# [Problem description]
When you reach the listing below, copy each line exactly.

# [Supplied records]

********

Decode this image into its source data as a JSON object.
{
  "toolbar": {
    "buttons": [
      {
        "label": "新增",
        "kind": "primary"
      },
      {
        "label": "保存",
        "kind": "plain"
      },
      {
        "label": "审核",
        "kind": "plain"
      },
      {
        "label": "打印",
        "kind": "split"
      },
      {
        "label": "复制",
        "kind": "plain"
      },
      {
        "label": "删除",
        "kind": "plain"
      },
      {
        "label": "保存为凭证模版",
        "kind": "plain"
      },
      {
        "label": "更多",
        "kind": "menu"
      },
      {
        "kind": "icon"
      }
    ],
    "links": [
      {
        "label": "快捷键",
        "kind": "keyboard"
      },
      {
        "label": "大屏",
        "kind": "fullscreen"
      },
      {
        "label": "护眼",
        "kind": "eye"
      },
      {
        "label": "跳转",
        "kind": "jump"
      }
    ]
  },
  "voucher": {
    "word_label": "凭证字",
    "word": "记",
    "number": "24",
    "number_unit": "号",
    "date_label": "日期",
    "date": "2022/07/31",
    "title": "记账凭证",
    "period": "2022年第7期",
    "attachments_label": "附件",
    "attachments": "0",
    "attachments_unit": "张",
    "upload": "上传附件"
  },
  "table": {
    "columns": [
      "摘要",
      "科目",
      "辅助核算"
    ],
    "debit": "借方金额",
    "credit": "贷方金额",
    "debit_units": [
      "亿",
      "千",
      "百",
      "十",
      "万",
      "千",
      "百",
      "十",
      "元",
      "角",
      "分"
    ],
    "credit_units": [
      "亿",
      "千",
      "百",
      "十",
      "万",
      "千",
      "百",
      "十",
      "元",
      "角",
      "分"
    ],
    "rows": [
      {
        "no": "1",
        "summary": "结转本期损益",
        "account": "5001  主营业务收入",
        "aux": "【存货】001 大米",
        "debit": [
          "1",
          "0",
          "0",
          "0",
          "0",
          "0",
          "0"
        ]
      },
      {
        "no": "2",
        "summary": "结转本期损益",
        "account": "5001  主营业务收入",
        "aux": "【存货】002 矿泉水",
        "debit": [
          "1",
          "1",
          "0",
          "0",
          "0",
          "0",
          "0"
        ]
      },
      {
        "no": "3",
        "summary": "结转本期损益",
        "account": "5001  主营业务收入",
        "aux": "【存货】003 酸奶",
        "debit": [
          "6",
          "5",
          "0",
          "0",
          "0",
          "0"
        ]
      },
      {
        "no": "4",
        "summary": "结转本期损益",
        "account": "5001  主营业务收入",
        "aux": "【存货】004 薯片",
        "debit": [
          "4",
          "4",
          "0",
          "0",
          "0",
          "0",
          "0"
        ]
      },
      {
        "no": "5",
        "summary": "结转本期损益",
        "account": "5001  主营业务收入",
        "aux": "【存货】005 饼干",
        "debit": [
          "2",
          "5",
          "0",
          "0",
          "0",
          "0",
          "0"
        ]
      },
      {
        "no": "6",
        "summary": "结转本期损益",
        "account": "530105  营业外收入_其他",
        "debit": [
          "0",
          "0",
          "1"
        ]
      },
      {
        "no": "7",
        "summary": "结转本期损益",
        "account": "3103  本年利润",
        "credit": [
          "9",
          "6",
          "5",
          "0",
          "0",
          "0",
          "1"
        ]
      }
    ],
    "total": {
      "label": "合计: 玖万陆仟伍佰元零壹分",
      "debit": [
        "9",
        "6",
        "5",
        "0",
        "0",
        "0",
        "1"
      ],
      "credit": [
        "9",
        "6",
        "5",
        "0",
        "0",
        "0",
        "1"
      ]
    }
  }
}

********

# [Answer for the task]
Decode this image into its source data as a JSON object.
{
  "toolbar": {
    "buttons": [
      {
        "label": "新增",
        "kind": "primary"
      },
      {
        "label": "保存",
        "kind": "plain"
      },
      {
        "label": "审核",
        "kind": "plain"
      },
      {
        "label": "打印",
        "kind": "split"
      },
      {
        "label": "复制",
        "kind": "plain"
      },
      {
        "label": "删除",
        "kind": "plain"
      },
      {
        "label": "保存为凭证模版",
        "kind": "plain"
      },
      {
        "label": "更多",
        "kind": "menu"
      },
      {
        "kind": "icon"
      }
    ],
    "links": [
      {
        "label": "快捷键",
        "kind": "keyboard"
      },
      {
        "label": "大屏",
        "kind": "fullscreen"
      },
      {
        "label": "护眼",
        "kind": "eye"
      },
      {
        "label": "跳转",
        "kind": "jump"
      }
    ]
  },
  "voucher": {
    "word_label": "凭证字",
    "word": "记",
    "number": "24",
    "number_unit": "号",
    "date_label": "日期",
    "date": "2022/07/31",
    "title": "记账凭证",
    "period": "2022年第7期",
    "attachments_label": "附件",
    "attachments": "0",
    "attachments_unit": "张",
    "upload": "上传附件"
  },
  "table": {
    "columns": [
      "摘要",
      "科目",
      "辅助核算"
    ],
    "debit": "借方金额",
    "credit": "贷方金额",
    "debit_units": [
      "亿",
      "千",
      "百",
      "十",
      "万",
      "千",
      "百",
      "十",
      "元",
      "角",
      "分"
    ],
    "credit_units": [
      "亿",
      "千",
      "百",
      "十",
      "万",
      "千",
      "百",
      "十",
      "元",
      "角",
      "分"
    ],
    "rows": [
      {
        "no": "1",
        "summary": "结转本期损益",
        "account": "5001  主营业务收入",
        "aux": "【存货】001 大米",
        "debit": [
          "1",
          "0",
          "0",
          "0",
          "0",
          "0",
          "0"
        ]
      },
      {
        "no": "2",
        "summary": "结转本期损益",
        "account": "5001  主营业务收入",
        "aux": "【存货】002 矿泉水",
        "debit": [
          "1",
          "1",
          "0",
          "0",
          "0",
          "0",
          "0"
        ]
      },
      {
        "no": "3",
        "summary": "结转本期损益",
        "account": "5001  主营业务收入",
        "aux": "【存货】003 酸奶",
        "debit": [
          "6",
          "5",
          "0",
          "0",
          "0",
          "0"
        ]
      },
      {
        "no": "4",
        "summary": "结转本期损益",
        "account": "5001  主营业务收入",
        "aux": "【存货】004 薯片",
        "debit": [
          "4",
          "4",
          "0",
          "0",
          "0",
          "0",
          "0"
        ]
      },
      {
        "no": "5",
        "summary": "结转本期损益",
        "account": "5001  主营业务收入",
        "aux": "【存货】005 饼干",
        "debit": [
          "2",
          "5",
          "0",
          "0",
          "0",
          "0",
          "0"
        ]
      },
      {
        "no": "6",
        "summary": "结转本期损益",
        "account": "530105  营业外收入_其他",
        "debit": [
          "0",
          "0",
          "1"
        ]
      },
      {
        "no": "7",
        "summary": "结转本期损益",
        "account": "3103  本年利润",
        "credit": [
          "9",
          "6",
          "5",
          "0",
          "0",
          "0",
          "1"
        ]
      }
    ],
    "total": {
      "label": "合计: 玖万陆仟伍佰元零壹分",
      "debit": [
        "9",
        "6",
        "5",
        "0",
        "0",
        "0",
        "1"
      ],
      "credit": [
        "9",
        "6",
        "5",
        "0",
        "0",
        "0",
        "1"
      ]
    }
  }
}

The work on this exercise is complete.